Europe's Giant Caravaggio Catalogue Raisonné Comes to U.S.
More than 300,000 people have seen it in Europe—an "Impossible Exhibition" made possible by digital photography.
Chicago's Loyola University will be the first to show it here, at its new Loyola University Museum of Art.
What is it? Created by Radiotelevisione Italiana, the Italian government's broadcasting agency, it's a "virtual collection" of every painting known by the Italian late Renaissance painter Michelangelo Merisi da Caravaggio, famed for his use of chiaroscuro, or light-and-dark sidelighting. Unlikely ever to be organized for real—the original works are scattered in dozens of museums and churches in many countries, and are so valuable they'd be difficult to insure—the exhibit uses exactly-sized, carefully made digital reproductions lit from above and behind. Color faithfulness was certified by a panel of art experts. "This is a catalogue. It's a very big, full-sized scale catalogue," said Pamela Ambrose, Loyola's director of cultural affairs.
Although painted on religious themes, Caravaggio's work was groundbreakingly naturalistic for its time, especially compared to the clean, bright, idealized frescoes of his predecessors Michelangelo and Raphael.
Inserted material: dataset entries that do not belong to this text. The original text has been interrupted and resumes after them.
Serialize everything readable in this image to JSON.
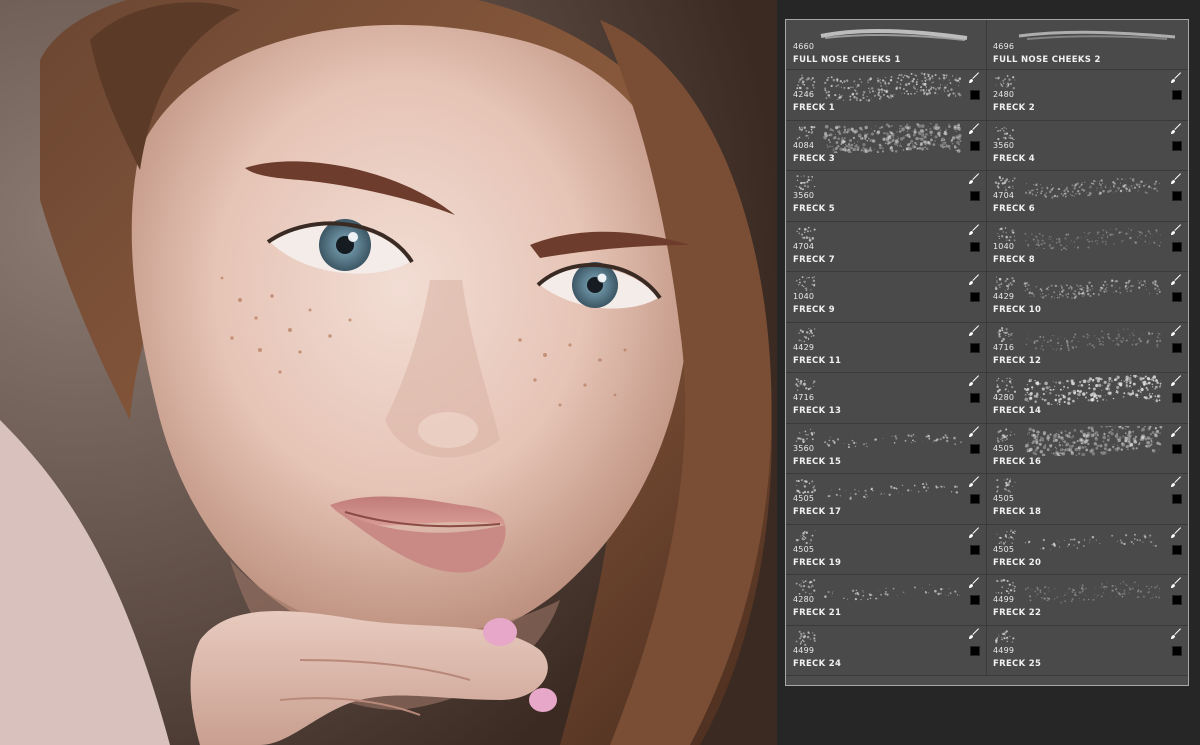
{
  "photo": {
    "name": "freckled-woman-portrait"
  },
  "brush_panel": {
    "accent": "#4a4a4a",
    "header": [
      {
        "size": "4660",
        "label": "FULL NOSE CHEEKS 1"
      },
      {
        "size": "4696",
        "label": "FULL NOSE CHEEKS 2"
      }
    ],
    "rows": [
      [
        {
          "size": "4246",
          "label": "FRECK 1",
          "stroke": "dense"
        },
        {
          "size": "2480",
          "label": "FRECK 2",
          "stroke": "none"
        }
      ],
      [
        {
          "size": "4084",
          "label": "FRECK 3",
          "stroke": "cloud"
        },
        {
          "size": "3560",
          "label": "FRECK 4",
          "stroke": "none"
        }
      ],
      [
        {
          "size": "3560",
          "label": "FRECK 5",
          "stroke": "none"
        },
        {
          "size": "4704",
          "label": "FRECK 6",
          "stroke": "medium"
        }
      ],
      [
        {
          "size": "4704",
          "label": "FRECK 7",
          "stroke": "none"
        },
        {
          "size": "1040",
          "label": "FRECK 8",
          "stroke": "faint"
        }
      ],
      [
        {
          "size": "1040",
          "label": "FRECK 9",
          "stroke": "none"
        },
        {
          "size": "4429",
          "label": "FRECK 10",
          "stroke": "medium"
        }
      ],
      [
        {
          "size": "4429",
          "label": "FRECK 11",
          "stroke": "none"
        },
        {
          "size": "4716",
          "label": "FRECK 12",
          "stroke": "faint"
        }
      ],
      [
        {
          "size": "4716",
          "label": "FRECK 13",
          "stroke": "none"
        },
        {
          "size": "4280",
          "label": "FRECK 14",
          "stroke": "bright"
        }
      ],
      [
        {
          "size": "3560",
          "label": "FRECK 15",
          "stroke": "sparse"
        },
        {
          "size": "4505",
          "label": "FRECK 16",
          "stroke": "cloud"
        }
      ],
      [
        {
          "size": "4505",
          "label": "FRECK 17",
          "stroke": "sparse"
        },
        {
          "size": "4505",
          "label": "FRECK 18",
          "stroke": "none"
        }
      ],
      [
        {
          "size": "4505",
          "label": "FRECK 19",
          "stroke": "none"
        },
        {
          "size": "4505",
          "label": "FRECK 20",
          "stroke": "sparse"
        }
      ],
      [
        {
          "size": "4280",
          "label": "FRECK 21",
          "stroke": "sparse"
        },
        {
          "size": "4499",
          "label": "FRECK 22",
          "stroke": "faint"
        }
      ],
      [
        {
          "size": "4499",
          "label": "FRECK 24",
          "stroke": "none"
        },
        {
          "size": "4499",
          "label": "FRECK 25",
          "stroke": "none"
        }
      ]
    ]
  }
}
The artist, who was homosexual, died at 39 after a dissolute and violent life marked by drinking, brawling, associating with prostitutes and trouble with the law, leaving a body of work that was limited in scope but distinctive and powerful.
The show is on view through February 11th.
Posted by: MIKE JOHNSTON